[Stored entries]
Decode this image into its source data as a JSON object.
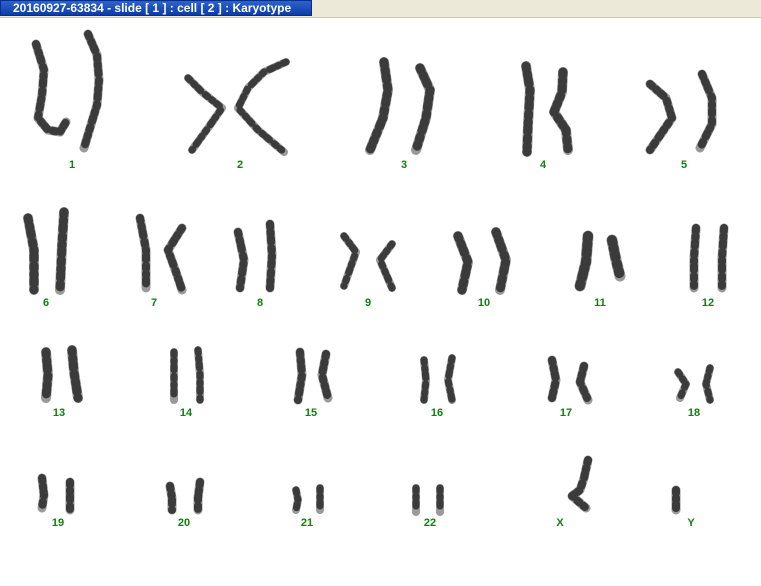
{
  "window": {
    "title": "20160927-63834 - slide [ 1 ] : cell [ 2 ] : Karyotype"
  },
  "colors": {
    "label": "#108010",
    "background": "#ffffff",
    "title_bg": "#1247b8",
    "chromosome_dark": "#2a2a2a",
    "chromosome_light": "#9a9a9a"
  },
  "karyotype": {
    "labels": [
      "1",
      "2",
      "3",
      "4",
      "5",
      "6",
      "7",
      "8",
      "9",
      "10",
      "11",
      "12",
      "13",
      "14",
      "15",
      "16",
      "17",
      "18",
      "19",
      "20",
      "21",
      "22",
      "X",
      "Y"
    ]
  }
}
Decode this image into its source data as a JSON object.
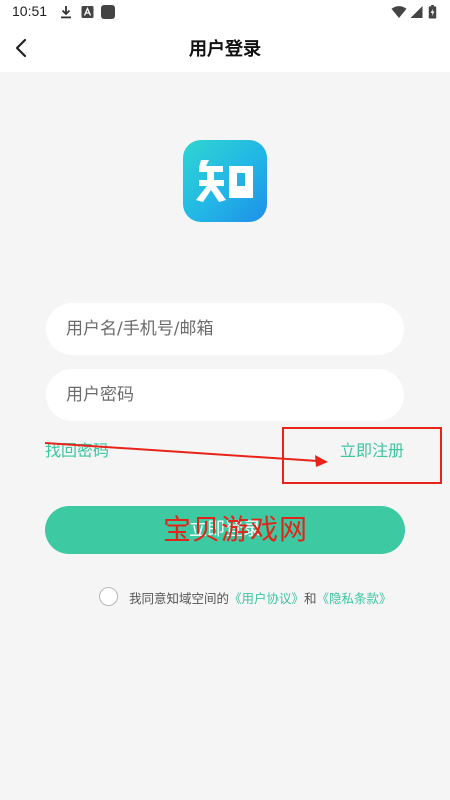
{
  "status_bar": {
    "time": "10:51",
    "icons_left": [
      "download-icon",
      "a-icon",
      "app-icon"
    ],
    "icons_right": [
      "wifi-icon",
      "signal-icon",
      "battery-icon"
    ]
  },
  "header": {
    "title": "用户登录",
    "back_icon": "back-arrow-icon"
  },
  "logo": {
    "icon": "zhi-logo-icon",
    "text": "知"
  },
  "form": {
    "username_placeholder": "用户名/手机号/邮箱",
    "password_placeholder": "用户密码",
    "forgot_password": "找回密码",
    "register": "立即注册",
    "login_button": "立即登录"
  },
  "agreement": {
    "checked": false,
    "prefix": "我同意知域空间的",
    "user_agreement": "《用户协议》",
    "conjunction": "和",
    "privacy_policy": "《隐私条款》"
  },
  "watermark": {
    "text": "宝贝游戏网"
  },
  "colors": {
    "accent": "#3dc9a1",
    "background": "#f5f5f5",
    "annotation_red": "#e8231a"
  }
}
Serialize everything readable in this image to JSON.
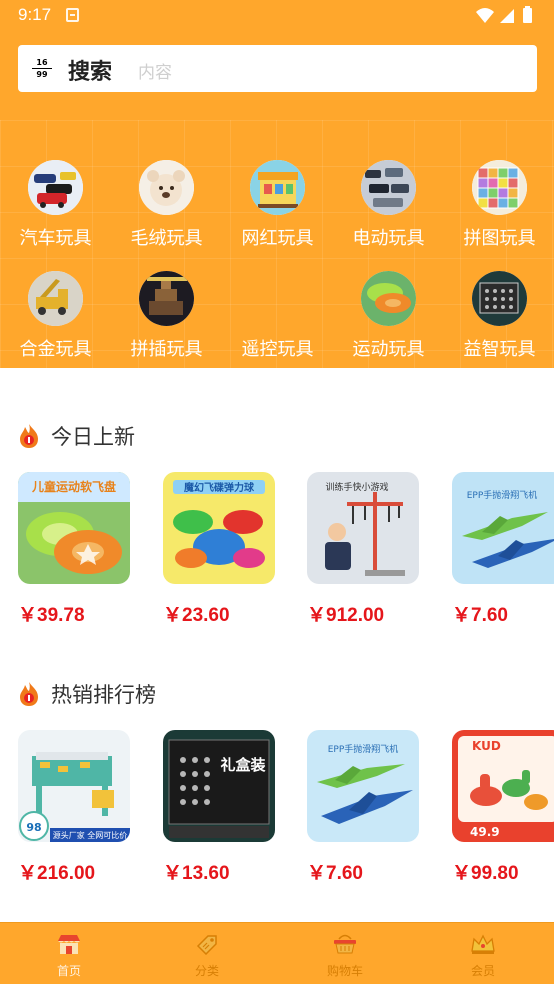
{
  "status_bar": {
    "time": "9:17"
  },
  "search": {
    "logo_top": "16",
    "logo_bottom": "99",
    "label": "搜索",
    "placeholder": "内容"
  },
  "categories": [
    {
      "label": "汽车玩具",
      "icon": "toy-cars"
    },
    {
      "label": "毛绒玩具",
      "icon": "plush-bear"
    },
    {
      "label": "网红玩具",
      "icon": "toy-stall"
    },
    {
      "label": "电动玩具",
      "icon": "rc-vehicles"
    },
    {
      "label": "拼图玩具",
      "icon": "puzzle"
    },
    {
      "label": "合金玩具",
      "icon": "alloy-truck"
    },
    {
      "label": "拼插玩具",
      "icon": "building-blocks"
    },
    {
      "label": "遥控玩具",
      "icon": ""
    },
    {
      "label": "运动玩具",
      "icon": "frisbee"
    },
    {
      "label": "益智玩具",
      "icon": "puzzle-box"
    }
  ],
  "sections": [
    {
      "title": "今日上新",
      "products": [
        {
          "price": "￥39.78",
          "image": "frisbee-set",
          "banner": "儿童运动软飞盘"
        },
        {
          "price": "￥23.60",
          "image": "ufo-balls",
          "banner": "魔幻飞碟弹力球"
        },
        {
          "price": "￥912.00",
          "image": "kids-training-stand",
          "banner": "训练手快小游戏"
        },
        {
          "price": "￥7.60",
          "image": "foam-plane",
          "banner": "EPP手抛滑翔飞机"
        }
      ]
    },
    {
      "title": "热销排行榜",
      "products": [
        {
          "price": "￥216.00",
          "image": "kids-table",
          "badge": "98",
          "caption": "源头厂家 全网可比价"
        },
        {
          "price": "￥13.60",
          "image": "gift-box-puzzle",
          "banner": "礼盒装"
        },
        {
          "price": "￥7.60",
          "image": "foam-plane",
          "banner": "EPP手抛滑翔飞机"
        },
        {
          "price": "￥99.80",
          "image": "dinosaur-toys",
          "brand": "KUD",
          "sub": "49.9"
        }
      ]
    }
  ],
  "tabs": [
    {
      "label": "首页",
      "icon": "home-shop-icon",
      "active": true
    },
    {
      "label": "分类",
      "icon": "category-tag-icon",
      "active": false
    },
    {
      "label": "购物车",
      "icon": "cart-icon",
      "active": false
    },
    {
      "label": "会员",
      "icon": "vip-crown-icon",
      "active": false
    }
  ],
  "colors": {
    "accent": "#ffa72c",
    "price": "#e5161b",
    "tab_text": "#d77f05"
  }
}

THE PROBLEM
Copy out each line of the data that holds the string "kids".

EXERCISE SOLUTION
          "image": "kids-training-stand",
          "image": "kids-table",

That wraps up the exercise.